STPs are very much part of the idea of delivering against some of the key goals of Simon Stevens’ Five Year Forward View vision of a much more sustainable and digital NHS. But they are also very, very local – the stated aim is come up with plans to plans drawn up in your area that will set out practical ways to improve NHS services and population health where you live.

STPs then in turn have led to another great programme, Local and Health Care Records – an attempt to enable the safe and secure sharing of an individual’s health and care information as they move between different parts of the NHS and social care. To make that idea a reality, a number of a number of so-called Local Health and Care Record Exemplars have been set up that have been given special finding partnerships of up to £7.5 million over two years to put in place an electronic shared local health and care record that makes the relevant information about people instantly available to everyone involved in their care and support.

Exemplars were supposed to be 2018 spend drawing up requirements for what a ‘local health and care record’ is supposed to look like. They were meant to be building a Proof of Concept (PoC) against that definition that can then be proven and tested, leading to building of a full solution by the end of the 2019, and rolling out to all members of their STP during the 2020 Financial Year.

But here’s the problem: A lot of organisations really trying to do the right thing here are a bit stuck, as there are no clearly defined requirements

A ready-to-use Local Health and Care Record Demonstrator

We’ve talked to lots of organisations on the ground on both the NHS and the local council side of this who are struggling to find a suitable technology to use to build their PoCs.

This really does prove how far we are from the days of NPfIT, when the plan was that a central system should have been provided to work with. Now, the onus is on the local teams to find their own best fit for this work – and it’s not easy.

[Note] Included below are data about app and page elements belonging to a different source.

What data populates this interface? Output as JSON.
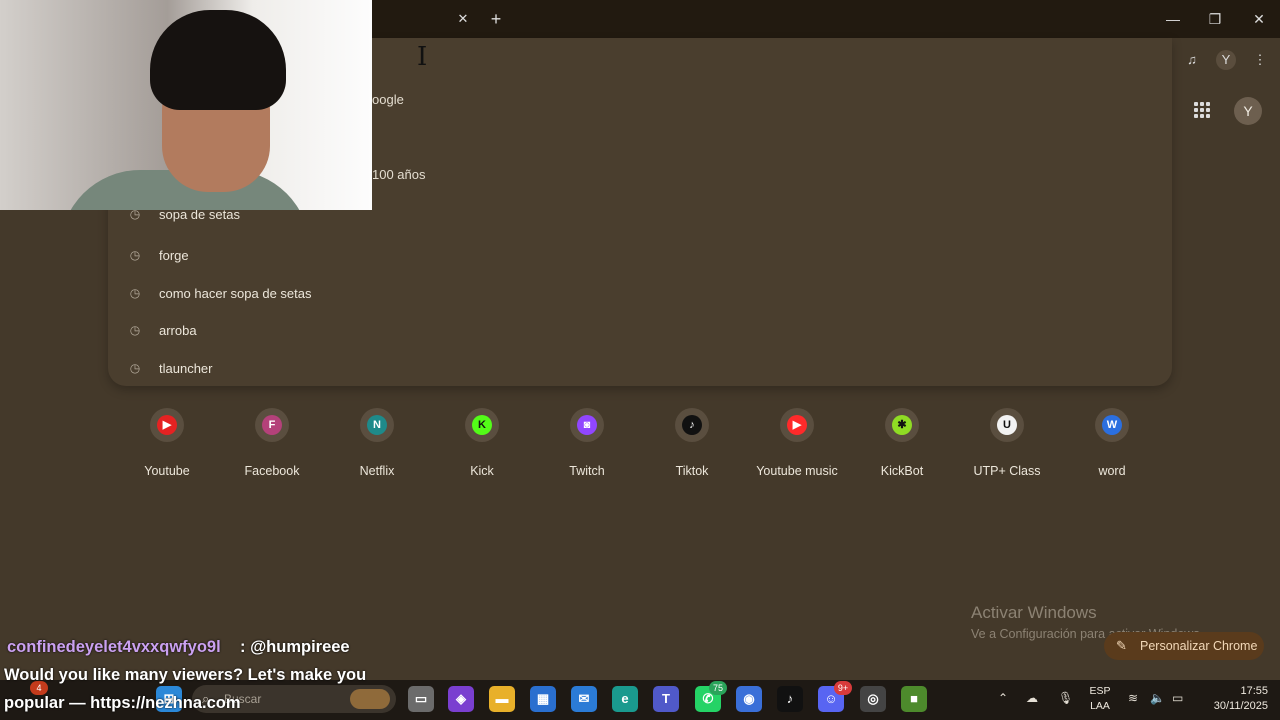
{
  "browser": {
    "tab_close": "✕",
    "new_tab": "+",
    "window_controls": {
      "minimize": "—",
      "restore": "❐",
      "close": "✕"
    },
    "toolbar_icons": [
      "media-control-icon",
      "profile-icon",
      "menu-icon"
    ],
    "profile_initial": "Y"
  },
  "omnibox": {
    "partial_suggestions": [
      "oogle",
      "100 años",
      "sopa de setas"
    ],
    "history_suggestions": [
      "forge",
      "como hacer sopa de setas",
      "arroba",
      "tlauncher"
    ]
  },
  "ntp": {
    "apps_icon": "apps-grid-icon",
    "avatar_initial": "Y",
    "shortcuts": [
      {
        "label": "Youtube",
        "glyph": "▶",
        "color": "#e52222"
      },
      {
        "label": "Facebook",
        "glyph": "F",
        "color": "#b4417a"
      },
      {
        "label": "Netflix",
        "glyph": "N",
        "color": "#1e8a8a"
      },
      {
        "label": "Kick",
        "glyph": "K",
        "color": "#53fc18"
      },
      {
        "label": "Twitch",
        "glyph": "◙",
        "color": "#9146ff"
      },
      {
        "label": "Tiktok",
        "glyph": "♪",
        "color": "#111111"
      },
      {
        "label": "Youtube music",
        "glyph": "▶",
        "color": "#ff2a2a"
      },
      {
        "label": "KickBot",
        "glyph": "✱",
        "color": "#8fdc24"
      },
      {
        "label": "UTP+ Class",
        "glyph": "U",
        "color": "#f2f2f2"
      },
      {
        "label": "word",
        "glyph": "W",
        "color": "#2b6fe0"
      }
    ],
    "personalize_label": "Personalizar Chrome",
    "personalize_icon": "✎"
  },
  "watermark": {
    "line1": "Activar Windows",
    "line2": "Ve a Configuración para activar Windows."
  },
  "chat": {
    "username": "confinedeyelet4vxxqwfyo9l",
    "separator": ": @humpireee",
    "line1": "Would you like many viewers? Let's make you",
    "line2": "popular — https://nezhna.com"
  },
  "taskbar": {
    "search_placeholder": "Buscar",
    "badge_notifications": "4",
    "badge_whatsapp": "75",
    "badge_discord": "9+",
    "lang_line1": "ESP",
    "lang_line2": "LAA",
    "time": "17:55",
    "date": "30/11/2025"
  }
}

A big issue seems to be scale… a lot of the systems people have been testing out seem very precarious at connecting multiple back-end systems together in the secure way that NHS England will want.

So we have addressed this head on.  Working with a number of frontline NHS organisations, we at SynApps have built a Local Health and Care Record proof of concept (POC) to demonstrate how this works.

What that means in practical terms is that we have a testbed ready based off our NHS Integrated Digital Care Record system.  It is proven technology and utilises all of the power of our Vendor Neutral Archive (VNA) and Enterprise Document Sharing (XDS) solution and which you can literally plug in to you and your partners’ systems tomorrow to help you build a convincing PoC.

That also means you will have a system which can support every sort of content a Local Health and Care Record will need – from path lab results to X-ray imagery, NHS Records to GP notes and even your social care records.

So if you are starting 2019 concerned about what you can do to capitalise on the opportunity the Local Health and Care Record programme represents for your area, fear not – we can likely help you.

Get in touch to see what we can do to help you move your Local Health and Care Record ideas off the PPT and into real instantiation in working software.

Chris is Director of all SynApps Solutions’ Sales & Marketing activities